◆ **THE RECORDS**
:::::

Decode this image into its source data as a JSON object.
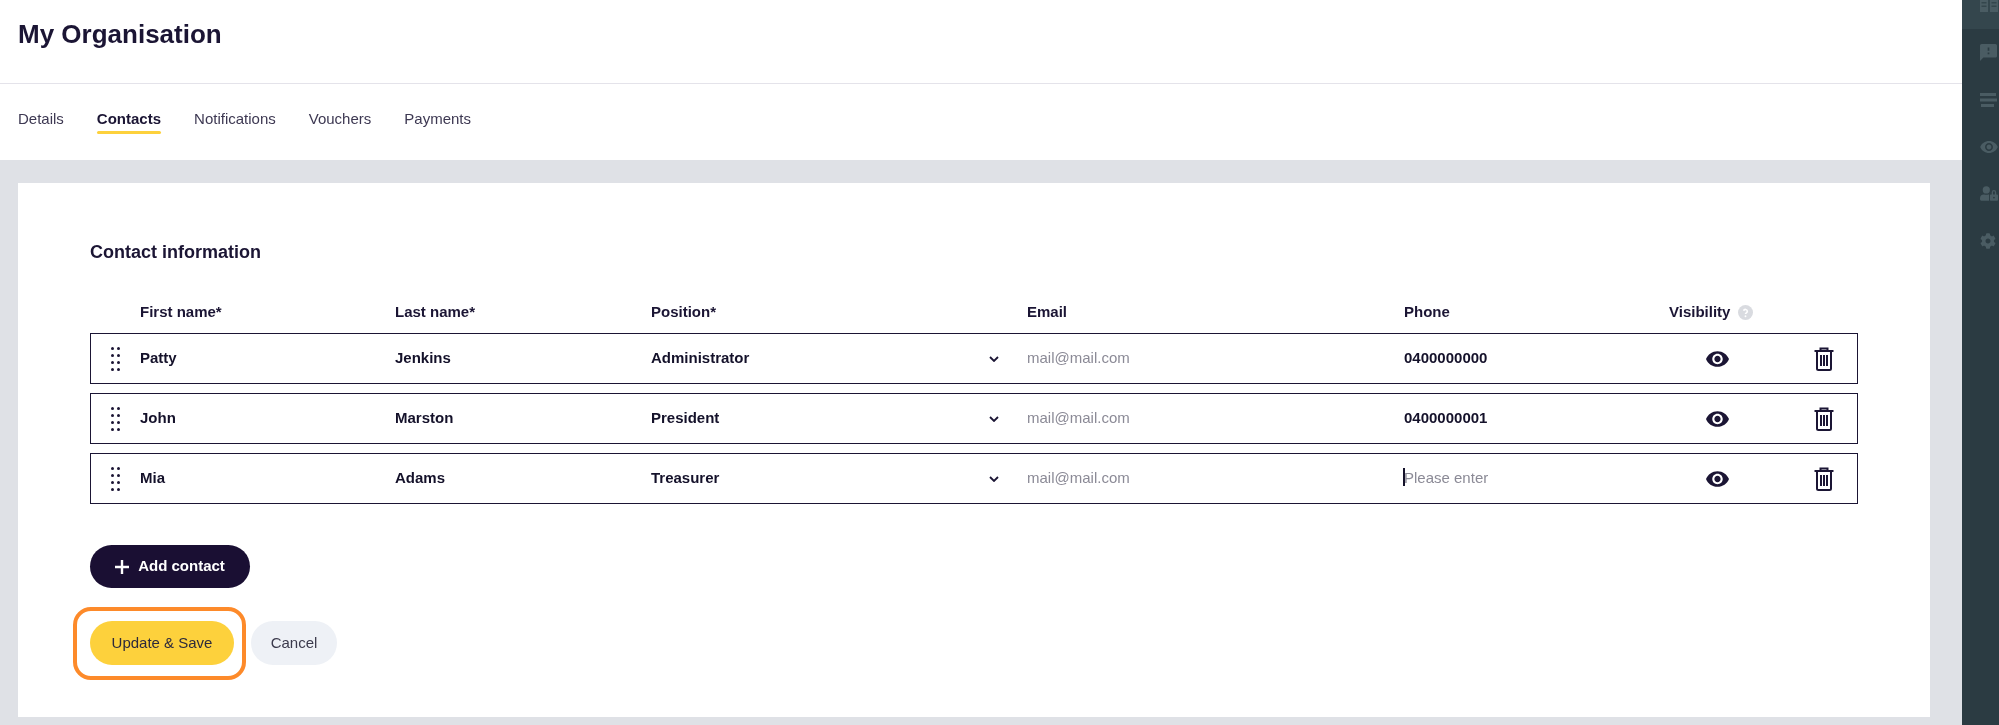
{
  "header": {
    "title": "My Organisation"
  },
  "tabs": [
    {
      "label": "Details",
      "selected": false
    },
    {
      "label": "Contacts",
      "selected": true
    },
    {
      "label": "Notifications",
      "selected": false
    },
    {
      "label": "Vouchers",
      "selected": false
    },
    {
      "label": "Payments",
      "selected": false
    }
  ],
  "contacts": {
    "heading": "Contact information",
    "columns": [
      {
        "label": "First name*",
        "help": false
      },
      {
        "label": "Last name*",
        "help": false
      },
      {
        "label": "Position*",
        "help": false
      },
      {
        "label": "Email",
        "help": false
      },
      {
        "label": "Phone",
        "help": false
      },
      {
        "label": "Visibility",
        "help": true
      }
    ],
    "rows": [
      {
        "first_name": "Patty",
        "last_name": "Jenkins",
        "position": "Administrator",
        "email": {
          "placeholder": "mail@mail.com"
        },
        "phone": {
          "value": "0400000000",
          "focused": false
        },
        "visible": true
      },
      {
        "first_name": "John",
        "last_name": "Marston",
        "position": "President",
        "email": {
          "placeholder": "mail@mail.com"
        },
        "phone": {
          "value": "0400000001",
          "focused": false
        },
        "visible": true
      },
      {
        "first_name": "Mia",
        "last_name": "Adams",
        "position": "Treasurer",
        "email": {
          "placeholder": "mail@mail.com"
        },
        "phone": {
          "placeholder": "Please enter",
          "focused": true
        },
        "visible": true
      }
    ],
    "add_button": {
      "label": "Add contact"
    }
  },
  "actions": [
    {
      "label": "Update & Save",
      "kind": "primary",
      "highlighted": true
    },
    {
      "label": "Cancel",
      "kind": "secondary",
      "highlighted": false
    }
  ],
  "sidebar": {
    "items": [
      {
        "selected": true
      },
      {
        "selected": false
      },
      {
        "selected": false
      },
      {
        "selected": false
      },
      {
        "selected": false
      },
      {
        "selected": false
      }
    ]
  }
}
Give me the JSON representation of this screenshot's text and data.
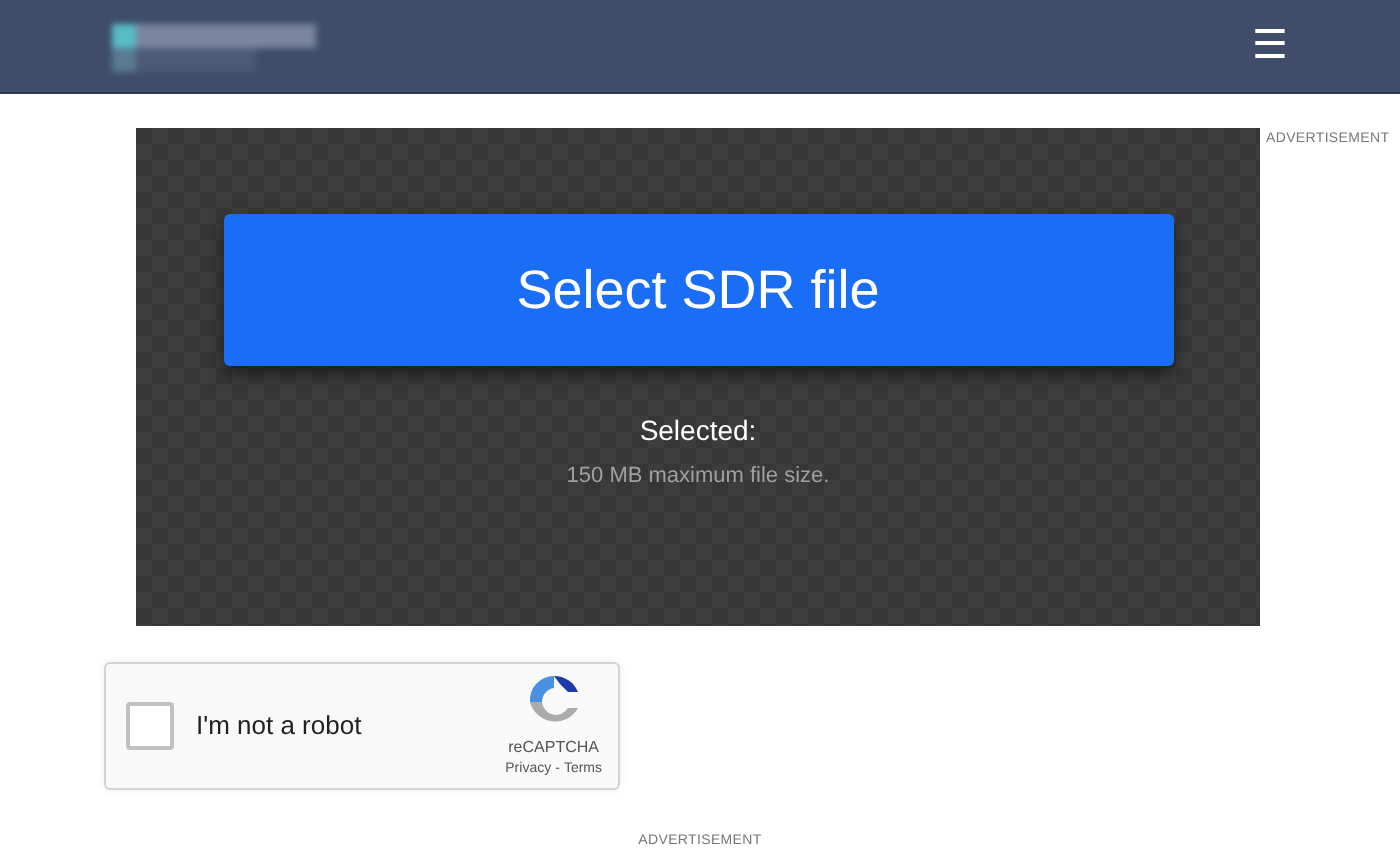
{
  "header": {
    "menu_icon": "☰"
  },
  "upload": {
    "button": "Select SDR file",
    "selected_label": "Selected:",
    "limit": "150 MB maximum file size."
  },
  "ads": [
    "ADVERTISEMENT",
    "ADVERTISEMENT"
  ],
  "captcha": {
    "label": "I'm not a robot",
    "checked": false,
    "brand": "reCAPTCHA",
    "privacy": "Privacy",
    "separator": "-",
    "terms": "Terms"
  }
}
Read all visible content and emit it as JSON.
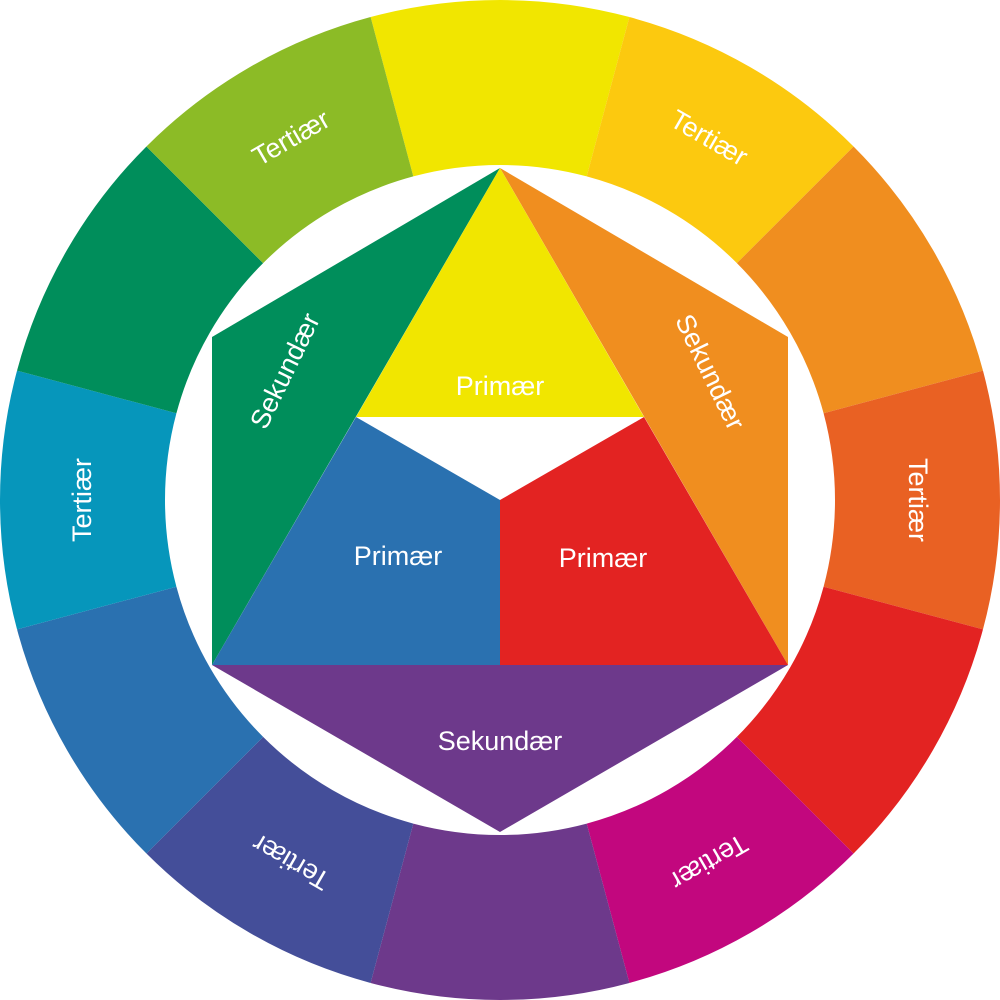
{
  "ring": {
    "segments": [
      {
        "color": "#F1E600",
        "label": ""
      },
      {
        "color": "#FCC90F",
        "label": "Tertiær"
      },
      {
        "color": "#F08E1F",
        "label": ""
      },
      {
        "color": "#E96123",
        "label": "Tertiær"
      },
      {
        "color": "#E32322",
        "label": ""
      },
      {
        "color": "#C2077E",
        "label": "Tertiær"
      },
      {
        "color": "#6D398B",
        "label": ""
      },
      {
        "color": "#444E99",
        "label": "Tertiær"
      },
      {
        "color": "#2A71B0",
        "label": ""
      },
      {
        "color": "#0696BB",
        "label": "Tertiær"
      },
      {
        "color": "#008E5B",
        "label": ""
      },
      {
        "color": "#8CBB26",
        "label": "Tertiær"
      }
    ]
  },
  "center": {
    "primary": [
      {
        "name": "yellow",
        "color": "#F1E600",
        "label": "Primær"
      },
      {
        "name": "red",
        "color": "#E32322",
        "label": "Primær"
      },
      {
        "name": "blue",
        "color": "#2A71B0",
        "label": "Primær"
      }
    ],
    "secondary": [
      {
        "name": "orange",
        "color": "#F08E1F",
        "label": "Sekundær"
      },
      {
        "name": "violet",
        "color": "#6D398B",
        "label": "Sekundær"
      },
      {
        "name": "green",
        "color": "#008E5B",
        "label": "Sekundær"
      }
    ]
  }
}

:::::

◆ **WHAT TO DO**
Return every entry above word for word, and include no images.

◆ **RESPONSE BOX**
Decode this image into its source data as a JSON object.
{
  "header": {
    "title": "My Organisation"
  },
  "tabs": [
    {
      "label": "Details",
      "selected": false
    },
    {
      "label": "Contacts",
      "selected": true
    },
    {
      "label": "Notifications",
      "selected": false
    },
    {
      "label": "Vouchers",
      "selected": false
    },
    {
      "label": "Payments",
      "selected": false
    }
  ],
  "contacts": {
    "heading": "Contact information",
    "columns": [
      {
        "label": "First name*",
        "help": false
      },
      {
        "label": "Last name*",
        "help": false
      },
      {
        "label": "Position*",
        "help": false
      },
      {
        "label": "Email",
        "help": false
      },
      {
        "label": "Phone",
        "help": false
      },
      {
        "label": "Visibility",
        "help": true
      }
    ],
    "rows": [
      {
        "first_name": "Patty",
        "last_name": "Jenkins",
        "position": "Administrator",
        "email": {
          "placeholder": "mail@mail.com"
        },
        "phone": {
          "value": "0400000000",
          "focused": false
        },
        "visible": true
      },
      {
        "first_name": "John",
        "last_name": "Marston",
        "position": "President",
        "email": {
          "placeholder": "mail@mail.com"
        },
        "phone": {
          "value": "0400000001",
          "focused": false
        },
        "visible": true
      },
      {
        "first_name": "Mia",
        "last_name": "Adams",
        "position": "Treasurer",
        "email": {
          "placeholder": "mail@mail.com"
        },
        "phone": {
          "placeholder": "Please enter",
          "focused": true
        },
        "visible": true
      }
    ],
    "add_button": {
      "label": "Add contact"
    }
  },
  "actions": [
    {
      "label": "Update & Save",
      "kind": "primary",
      "highlighted": true
    },
    {
      "label": "Cancel",
      "kind": "secondary",
      "highlighted": false
    }
  ],
  "sidebar": {
    "items": [
      {
        "selected": true
      },
      {
        "selected": false
      },
      {
        "selected": false
      },
      {
        "selected": false
      },
      {
        "selected": false
      },
      {
        "selected": false
      }
    ]
  }
}
Give me the JSON representation of this screenshot's text and data.
{
  "header": {
    "menu_icon": "☰"
  },
  "upload": {
    "button": "Select SDR file",
    "selected_label": "Selected:",
    "limit": "150 MB maximum file size."
  },
  "ads": [
    "ADVERTISEMENT",
    "ADVERTISEMENT"
  ],
  "captcha": {
    "label": "I'm not a robot",
    "checked": false,
    "brand": "reCAPTCHA",
    "privacy": "Privacy",
    "separator": "-",
    "terms": "Terms"
  }
}
Read all visible content and emit it as JSON.
{
  "ring": {
    "segments": [
      {
        "color": "#F1E600",
        "label": ""
      },
      {
        "color": "#FCC90F",
        "label": "Tertiær"
      },
      {
        "color": "#F08E1F",
        "label": ""
      },
      {
        "color": "#E96123",
        "label": "Tertiær"
      },
      {
        "color": "#E32322",
        "label": ""
      },
      {
        "color": "#C2077E",
        "label": "Tertiær"
      },
      {
        "color": "#6D398B",
        "label": ""
      },
      {
        "color": "#444E99",
        "label": "Tertiær"
      },
      {
        "color": "#2A71B0",
        "label": ""
      },
      {
        "color": "#0696BB",
        "label": "Tertiær"
      },
      {
        "color": "#008E5B",
        "label": ""
      },
      {
        "color": "#8CBB26",
        "label": "Tertiær"
      }
    ]
  },
  "center": {
    "primary": [
      {
        "name": "yellow",
        "color": "#F1E600",
        "label": "Primær"
      },
      {
        "name": "red",
        "color": "#E32322",
        "label": "Primær"
      },
      {
        "name": "blue",
        "color": "#2A71B0",
        "label": "Primær"
      }
    ],
    "secondary": [
      {
        "name": "orange",
        "color": "#F08E1F",
        "label": "Sekundær"
      },
      {
        "name": "violet",
        "color": "#6D398B",
        "label": "Sekundær"
      },
      {
        "name": "green",
        "color": "#008E5B",
        "label": "Sekundær"
      }
    ]
  }
}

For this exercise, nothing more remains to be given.